Apparently we’re a bit stressed this week, I suggest you turn up the volume and get it all out of your system. Failing that, come and have a Bank Holiday beer or two with me. Please keep the earworms coming to email@example.com, otherwise I’ll get stressed too.
Liars – Grown Men Don’t Fall In The River Just Like That – panthersan: I’ve been going back to Liars’ first album this week in anticipation of their new one and rediscovering how I felt 13 years ago when I sauntered into Edge World Records in Brighton one Saturday morning and asked to listen to the import LP with the cool artwork and ridiculously long name that I had spotted in the racks.
Scarfo – ELO – severin: Scarfo were a 1990s British band who never really got the recognition they deserved. They featured Nick Pryor who later joined Part Chimp and Jamie Hince who went on to form The Kills (not The Killers). This was released as a single in 1997 and is rather good.

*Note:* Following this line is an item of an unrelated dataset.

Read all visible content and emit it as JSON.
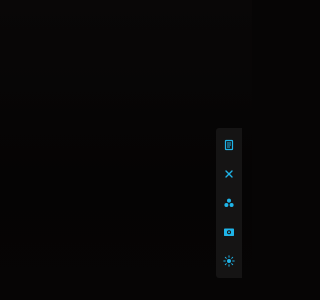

Gun – Long Road – Darcey’s Dad: Hands up everyone who heard that riff intro and immediately thought ” Thatsh a Cher shingle, shoorly!” Well, no it wasn’t, but there is a famous female singer on the backing vocals. A Spill pint a’heavie if you can identify her.
Kate Bush – Get Out of My House – debbym: I wanted to include something by Kate Bush now she’s announced the (static) ‘tour’. I was thinking of ‘Get Out Of My House’, the last track on ‘The Dreaming’, It’s got all the ingredients I love about Kate Bush, silly voices, screaming et al!
Billy Joel – Pressure – beltway: My ongoing attempts to rehabilitate the reputation of Billy Joel amongst the musical cognoscenti continues with putting this great tense song of his forward for earworm consideration – it really is a quality number – I always thought that if an angry “Plastic Ono Band” era John Lennon teamed up with a gloomy “Visitors” era Björn Ulvaeus, this is the sort of song they might come up with. Pressure!
Scotty – Draw your Brakes – goneforeign: Some of you may remember Scotty from a reggae tune I posted here some time back, ‘Skank in Bed’, a reworking of Dusty Springfield’s hit, Breakfast in Bed, he recorded it with Lorna Bennett. It was typical of his style as is this one, ‘Draw your Brakes’, it was featured in the film ‘The Harder they Come’.